The story's presentation is good, though, with several "cutscene" levels that use the in-game engine and some quality voiceovers. Blade often has a few choice words for his enemies, saying things like "Who's your daddy?" or "Schooled 'ya!" when he blows someone away. These are nice touches that add some personality to the game, but they're not especially funny or original-it was done better in Duke Nukem 3D. Blade is also in constant radio contact with his hacker buddy J.C., a smart-ass kid who gives him technical info. The enemies have a lot to say too, often talking to each other or yelling at Blade.
Overall, the levels are very well designed, though their load times border on eternal (the game reloads the entire level even when you restore a saved game on that same level). The best levels are absolutely brilliant examples of real-world design. The levels are highly interactive; while somewhat pointless, you can use ATM machines and pay phones, open all the desk drawers and lockers and use many of the objects in the game. Blade often has to use computers to solve puzzles or accomplish objectives in the levels, which is both a fantastic idea and one that is well-implemented.

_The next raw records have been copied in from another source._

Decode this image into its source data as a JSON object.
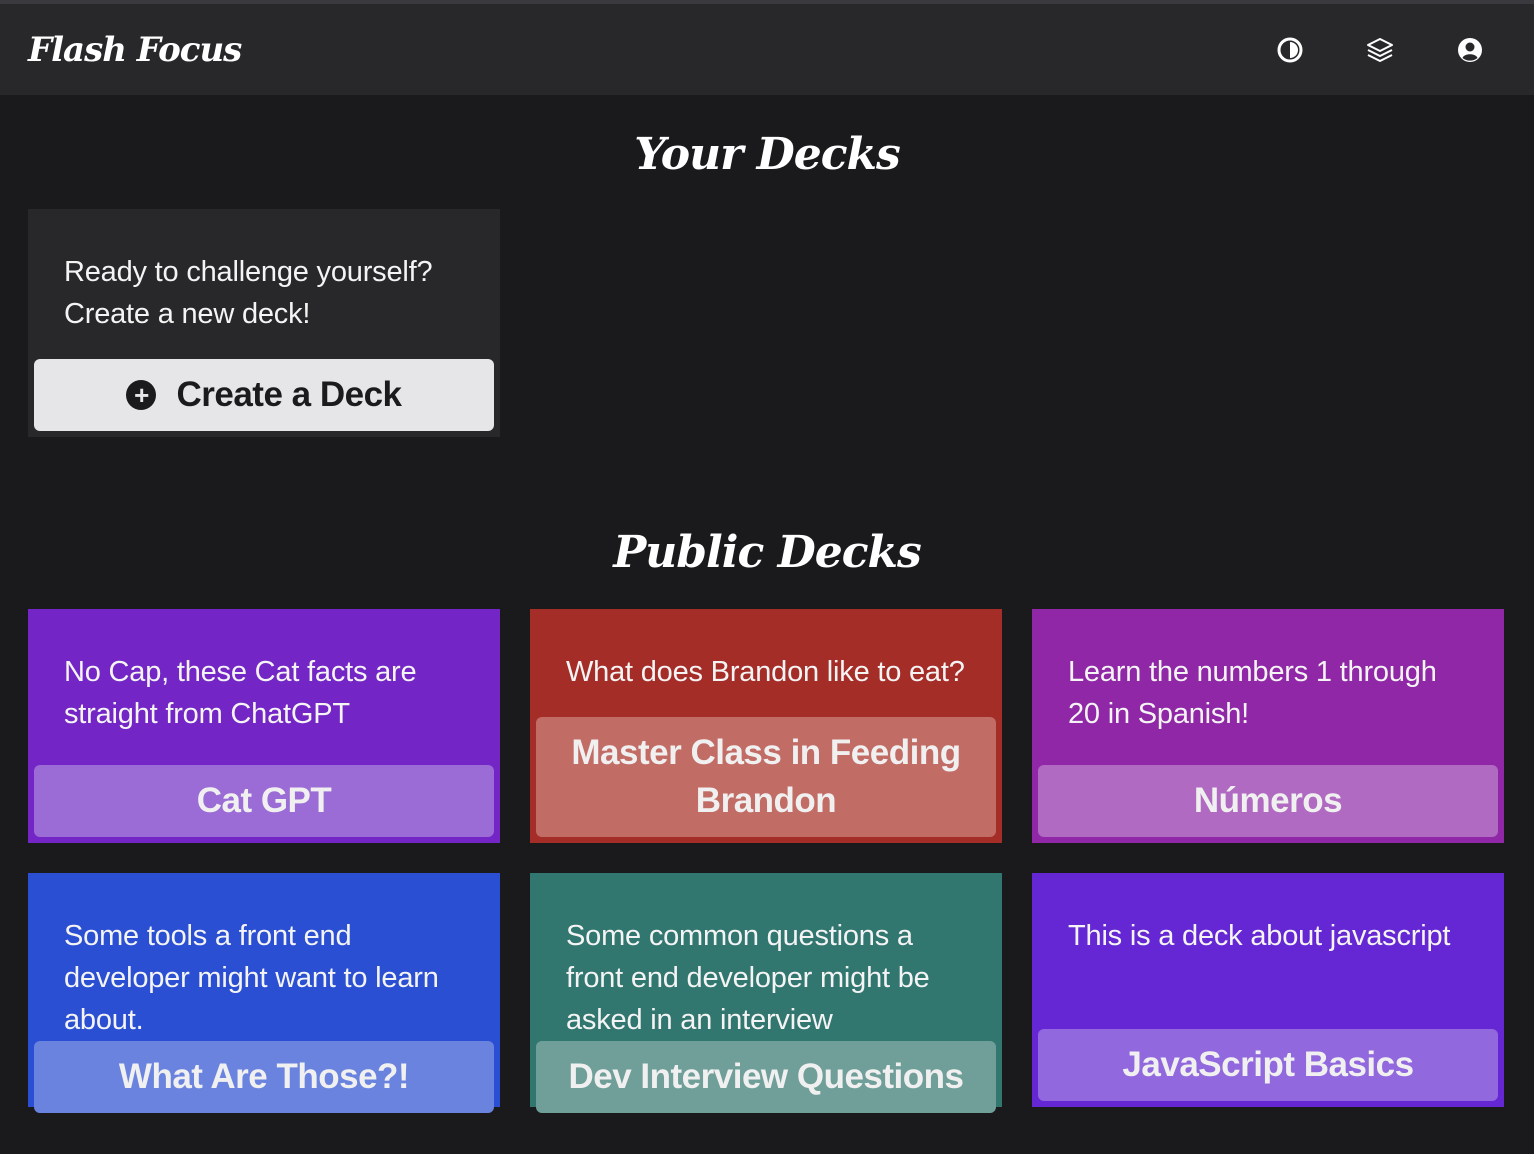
{
  "header": {
    "brand": "Flash Focus",
    "icons": [
      "theme-toggle-icon",
      "decks-stack-icon",
      "account-icon"
    ]
  },
  "your_decks": {
    "title": "Your Decks",
    "create_card": {
      "description": "Ready to challenge yourself? Create a new deck!",
      "button_label": "Create a Deck",
      "button_icon": "plus-circle-icon"
    }
  },
  "public_decks": {
    "title": "Public Decks",
    "decks": [
      {
        "description": "No Cap, these Cat facts are straight from ChatGPT",
        "title": "Cat GPT",
        "color": "#7325c5",
        "button_color": "#9b6bd6"
      },
      {
        "description": "What does Brandon like to eat?",
        "title": "Master Class in Feeding Brandon",
        "color": "#a52d28",
        "button_color": "#c26c66"
      },
      {
        "description": "Learn the numbers 1 through 20 in Spanish!",
        "title": "Números",
        "color": "#8f27a6",
        "button_color": "#b16ac1"
      },
      {
        "description": "Some tools a front end developer might want to learn about.",
        "title": "What Are Those?!",
        "color": "#2a4fd2",
        "button_color": "#6a83df"
      },
      {
        "description": "Some common questions a front end developer might be asked in an interview",
        "title": "Dev Interview Questions",
        "color": "#327670",
        "button_color": "#709f9a"
      },
      {
        "description": "This is a deck about javascript",
        "title": "JavaScript Basics",
        "color": "#6527d3",
        "button_color": "#9268de"
      }
    ]
  }
}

The fact that the weapons are mostly standard-fare for the majority of the game isn't the problem-the problem is that they're anemic. The assault rifle uses the same ammo as the pistol and fires in a perfectly straight and accurate path with no bullet spread whatsoever. The machine gun uses different ammo and does have some spread, but it's so minor it can be effectively used long range anyway. Basically, what you're left with is a pistol, a pistol that shoots faster and a pistol that shoots even faster and uses different ammo. Yawn. The rockets fly so slowly that players can dodge them with ease at all but the closest range. The sniper rifle takes way too long to equip as it plays a very long animation of the scope coming out of the case, making it likely that you'll die in a large multiplayer game before getting off that first shot. Even the good old shotgun doesn't seem to put the "boom" in boomstick.
With the exception of some weapon sounds that need more "punch," there are plenty of audio treats, with different footstep sounds for different materials and a great use of ambient sounds. Unfortunately, much of the great sound can't really be enjoyed, because it's one of the buggiest areas in this very buggy game. The sound often breaks and stutters with lots of hard drive access, as if getting overflow errors. If you have a Sound Blaster PCI card that supports EAX, you have to turn 3D sound off, both on the card and in the game, or it won't work.
As one would expect of a game built from the technology from Quake II, multiplayer is fast and smooth on the Internet. Sin offers up some seriously good deathmatch maps, and doesn't take the cheap way out by making them all subsets of single-player maps. It's pretty fun to play a "Team Game by Model," which pits the Blades vs. the Elexises vs. the J.C.s. It's unfortunate that the weapons are boring and underpowered, or multiplayer play could be a real blast-once the novelty of new levels has worn thin, you get tired of aiming at everyone's head all the time because body shots don't do enough damage.
by Jason Cross
©1998 Strategy Plus, Inc.
|Sin W95 IBM CD ROM||11/98||$12.95|
|Sin Mission Pack 1: Wages of Sin IBM CD ROM||02/99||$14.95|